Task brief: Copy every record exactly, with nothing left out.

Provided data:
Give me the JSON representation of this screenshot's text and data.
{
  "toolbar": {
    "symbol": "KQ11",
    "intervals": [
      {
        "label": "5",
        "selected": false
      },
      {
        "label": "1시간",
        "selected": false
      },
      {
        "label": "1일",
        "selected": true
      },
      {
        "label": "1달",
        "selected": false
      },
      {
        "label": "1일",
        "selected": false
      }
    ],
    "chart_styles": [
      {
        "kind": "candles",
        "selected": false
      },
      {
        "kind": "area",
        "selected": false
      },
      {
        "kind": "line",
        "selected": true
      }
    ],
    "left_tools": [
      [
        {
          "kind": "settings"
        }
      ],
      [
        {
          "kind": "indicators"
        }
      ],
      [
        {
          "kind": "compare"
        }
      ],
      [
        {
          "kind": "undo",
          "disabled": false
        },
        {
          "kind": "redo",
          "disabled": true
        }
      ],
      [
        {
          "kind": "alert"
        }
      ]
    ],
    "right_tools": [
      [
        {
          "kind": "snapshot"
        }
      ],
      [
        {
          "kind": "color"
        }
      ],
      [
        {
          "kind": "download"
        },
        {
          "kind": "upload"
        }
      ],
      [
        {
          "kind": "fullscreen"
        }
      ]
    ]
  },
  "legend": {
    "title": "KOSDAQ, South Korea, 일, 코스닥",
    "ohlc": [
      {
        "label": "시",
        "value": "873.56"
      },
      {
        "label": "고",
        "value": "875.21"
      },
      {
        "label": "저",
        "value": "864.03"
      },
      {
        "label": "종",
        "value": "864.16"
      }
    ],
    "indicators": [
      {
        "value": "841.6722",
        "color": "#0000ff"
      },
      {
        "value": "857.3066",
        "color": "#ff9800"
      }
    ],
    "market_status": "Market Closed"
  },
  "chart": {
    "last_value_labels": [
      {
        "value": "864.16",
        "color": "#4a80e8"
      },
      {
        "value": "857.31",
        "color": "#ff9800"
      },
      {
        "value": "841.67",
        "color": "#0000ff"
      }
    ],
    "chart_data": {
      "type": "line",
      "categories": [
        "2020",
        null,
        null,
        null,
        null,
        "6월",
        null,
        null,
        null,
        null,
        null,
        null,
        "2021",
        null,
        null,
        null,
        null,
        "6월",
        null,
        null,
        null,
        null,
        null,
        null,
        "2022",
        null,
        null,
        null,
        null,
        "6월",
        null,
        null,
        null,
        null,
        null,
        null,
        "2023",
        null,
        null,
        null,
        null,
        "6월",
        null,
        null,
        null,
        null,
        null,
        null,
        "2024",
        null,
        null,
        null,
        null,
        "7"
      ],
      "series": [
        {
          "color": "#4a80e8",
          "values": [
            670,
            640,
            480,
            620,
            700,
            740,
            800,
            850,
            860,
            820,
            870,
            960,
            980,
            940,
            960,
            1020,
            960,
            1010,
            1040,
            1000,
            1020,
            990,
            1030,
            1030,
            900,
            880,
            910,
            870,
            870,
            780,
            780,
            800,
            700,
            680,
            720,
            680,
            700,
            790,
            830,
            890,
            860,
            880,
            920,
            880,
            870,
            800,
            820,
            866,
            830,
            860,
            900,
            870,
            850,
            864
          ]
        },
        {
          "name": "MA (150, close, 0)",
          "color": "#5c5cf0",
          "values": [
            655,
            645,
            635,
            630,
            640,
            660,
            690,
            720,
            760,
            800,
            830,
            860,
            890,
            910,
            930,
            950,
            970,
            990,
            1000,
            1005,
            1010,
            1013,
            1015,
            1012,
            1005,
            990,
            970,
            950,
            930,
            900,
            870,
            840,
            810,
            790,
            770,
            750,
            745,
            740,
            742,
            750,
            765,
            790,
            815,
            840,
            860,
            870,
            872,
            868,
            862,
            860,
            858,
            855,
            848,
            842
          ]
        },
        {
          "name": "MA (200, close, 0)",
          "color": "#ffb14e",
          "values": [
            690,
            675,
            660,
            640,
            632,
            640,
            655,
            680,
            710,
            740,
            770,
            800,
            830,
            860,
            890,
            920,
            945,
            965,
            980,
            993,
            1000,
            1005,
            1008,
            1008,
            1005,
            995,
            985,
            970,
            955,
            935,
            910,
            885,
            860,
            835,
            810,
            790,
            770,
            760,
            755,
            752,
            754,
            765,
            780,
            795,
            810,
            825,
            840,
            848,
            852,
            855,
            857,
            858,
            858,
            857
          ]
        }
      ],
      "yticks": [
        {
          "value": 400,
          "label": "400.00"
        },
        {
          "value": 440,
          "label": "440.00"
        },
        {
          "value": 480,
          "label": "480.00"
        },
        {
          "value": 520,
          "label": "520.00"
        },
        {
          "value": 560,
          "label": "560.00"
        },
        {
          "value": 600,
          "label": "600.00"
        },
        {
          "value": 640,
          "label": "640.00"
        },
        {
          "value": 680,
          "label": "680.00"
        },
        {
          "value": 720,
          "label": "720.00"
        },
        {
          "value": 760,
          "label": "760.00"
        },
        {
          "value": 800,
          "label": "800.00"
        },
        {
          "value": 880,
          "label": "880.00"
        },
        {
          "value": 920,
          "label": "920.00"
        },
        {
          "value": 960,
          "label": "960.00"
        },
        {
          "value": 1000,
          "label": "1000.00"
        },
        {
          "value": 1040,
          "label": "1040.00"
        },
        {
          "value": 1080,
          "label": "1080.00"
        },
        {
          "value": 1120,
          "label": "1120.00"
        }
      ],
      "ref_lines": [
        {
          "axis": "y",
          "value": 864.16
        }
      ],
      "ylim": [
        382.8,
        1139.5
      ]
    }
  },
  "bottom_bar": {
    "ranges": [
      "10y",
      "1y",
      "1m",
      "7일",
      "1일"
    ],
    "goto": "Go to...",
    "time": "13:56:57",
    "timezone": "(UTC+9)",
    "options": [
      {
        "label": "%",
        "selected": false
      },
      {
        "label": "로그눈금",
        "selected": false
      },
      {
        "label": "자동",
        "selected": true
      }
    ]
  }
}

Exercise result:
Give me the JSON representation of this screenshot's text and data.
{
  "toolbar": {
    "symbol": "KQ11",
    "intervals": [
      {
        "label": "5",
        "selected": false
      },
      {
        "label": "1시간",
        "selected": false
      },
      {
        "label": "1일",
        "selected": true
      },
      {
        "label": "1달",
        "selected": false
      },
      {
        "label": "1일",
        "selected": false
      }
    ],
    "chart_styles": [
      {
        "kind": "candles",
        "selected": false
      },
      {
        "kind": "area",
        "selected": false
      },
      {
        "kind": "line",
        "selected": true
      }
    ],
    "left_tools": [
      [
        {
          "kind": "settings"
        }
      ],
      [
        {
          "kind": "indicators"
        }
      ],
      [
        {
          "kind": "compare"
        }
      ],
      [
        {
          "kind": "undo",
          "disabled": false
        },
        {
          "kind": "redo",
          "disabled": true
        }
      ],
      [
        {
          "kind": "alert"
        }
      ]
    ],
    "right_tools": [
      [
        {
          "kind": "snapshot"
        }
      ],
      [
        {
          "kind": "color"
        }
      ],
      [
        {
          "kind": "download"
        },
        {
          "kind": "upload"
        }
      ],
      [
        {
          "kind": "fullscreen"
        }
      ]
    ]
  },
  "legend": {
    "title": "KOSDAQ, South Korea, 일, 코스닥",
    "ohlc": [
      {
        "label": "시",
        "value": "873.56"
      },
      {
        "label": "고",
        "value": "875.21"
      },
      {
        "label": "저",
        "value": "864.03"
      },
      {
        "label": "종",
        "value": "864.16"
      }
    ],
    "indicators": [
      {
        "value": "841.6722",
        "color": "#0000ff"
      },
      {
        "value": "857.3066",
        "color": "#ff9800"
      }
    ],
    "market_status": "Market Closed"
  },
  "chart": {
    "last_value_labels": [
      {
        "value": "864.16",
        "color": "#4a80e8"
      },
      {
        "value": "857.31",
        "color": "#ff9800"
      },
      {
        "value": "841.67",
        "color": "#0000ff"
      }
    ],
    "chart_data": {
      "type": "line",
      "categories": [
        "2020",
        null,
        null,
        null,
        null,
        "6월",
        null,
        null,
        null,
        null,
        null,
        null,
        "2021",
        null,
        null,
        null,
        null,
        "6월",
        null,
        null,
        null,
        null,
        null,
        null,
        "2022",
        null,
        null,
        null,
        null,
        "6월",
        null,
        null,
        null,
        null,
        null,
        null,
        "2023",
        null,
        null,
        null,
        null,
        "6월",
        null,
        null,
        null,
        null,
        null,
        null,
        "2024",
        null,
        null,
        null,
        null,
        "7"
      ],
      "series": [
        {
          "color": "#4a80e8",
          "values": [
            670,
            640,
            480,
            620,
            700,
            740,
            800,
            850,
            860,
            820,
            870,
            960,
            980,
            940,
            960,
            1020,
            960,
            1010,
            1040,
            1000,
            1020,
            990,
            1030,
            1030,
            900,
            880,
            910,
            870,
            870,
            780,
            780,
            800,
            700,
            680,
            720,
            680,
            700,
            790,
            830,
            890,
            860,
            880,
            920,
            880,
            870,
            800,
            820,
            866,
            830,
            860,
            900,
            870,
            850,
            864
          ]
        },
        {
          "name": "MA (150, close, 0)",
          "color": "#5c5cf0",
          "values": [
            655,
            645,
            635,
            630,
            640,
            660,
            690,
            720,
            760,
            800,
            830,
            860,
            890,
            910,
            930,
            950,
            970,
            990,
            1000,
            1005,
            1010,
            1013,
            1015,
            1012,
            1005,
            990,
            970,
            950,
            930,
            900,
            870,
            840,
            810,
            790,
            770,
            750,
            745,
            740,
            742,
            750,
            765,
            790,
            815,
            840,
            860,
            870,
            872,
            868,
            862,
            860,
            858,
            855,
            848,
            842
          ]
        },
        {
          "name": "MA (200, close, 0)",
          "color": "#ffb14e",
          "values": [
            690,
            675,
            660,
            640,
            632,
            640,
            655,
            680,
            710,
            740,
            770,
            800,
            830,
            860,
            890,
            920,
            945,
            965,
            980,
            993,
            1000,
            1005,
            1008,
            1008,
            1005,
            995,
            985,
            970,
            955,
            935,
            910,
            885,
            860,
            835,
            810,
            790,
            770,
            760,
            755,
            752,
            754,
            765,
            780,
            795,
            810,
            825,
            840,
            848,
            852,
            855,
            857,
            858,
            858,
            857
          ]
        }
      ],
      "yticks": [
        {
          "value": 400,
          "label": "400.00"
        },
        {
          "value": 440,
          "label": "440.00"
        },
        {
          "value": 480,
          "label": "480.00"
        },
        {
          "value": 520,
          "label": "520.00"
        },
        {
          "value": 560,
          "label": "560.00"
        },
        {
          "value": 600,
          "label": "600.00"
        },
        {
          "value": 640,
          "label": "640.00"
        },
        {
          "value": 680,
          "label": "680.00"
        },
        {
          "value": 720,
          "label": "720.00"
        },
        {
          "value": 760,
          "label": "760.00"
        },
        {
          "value": 800,
          "label": "800.00"
        },
        {
          "value": 880,
          "label": "880.00"
        },
        {
          "value": 920,
          "label": "920.00"
        },
        {
          "value": 960,
          "label": "960.00"
        },
        {
          "value": 1000,
          "label": "1000.00"
        },
        {
          "value": 1040,
          "label": "1040.00"
        },
        {
          "value": 1080,
          "label": "1080.00"
        },
        {
          "value": 1120,
          "label": "1120.00"
        }
      ],
      "ref_lines": [
        {
          "axis": "y",
          "value": 864.16
        }
      ],
      "ylim": [
        382.8,
        1139.5
      ]
    }
  },
  "bottom_bar": {
    "ranges": [
      "10y",
      "1y",
      "1m",
      "7일",
      "1일"
    ],
    "goto": "Go to...",
    "time": "13:56:57",
    "timezone": "(UTC+9)",
    "options": [
      {
        "label": "%",
        "selected": false
      },
      {
        "label": "로그눈금",
        "selected": false
      },
      {
        "label": "자동",
        "selected": true
      }
    ]
  }
}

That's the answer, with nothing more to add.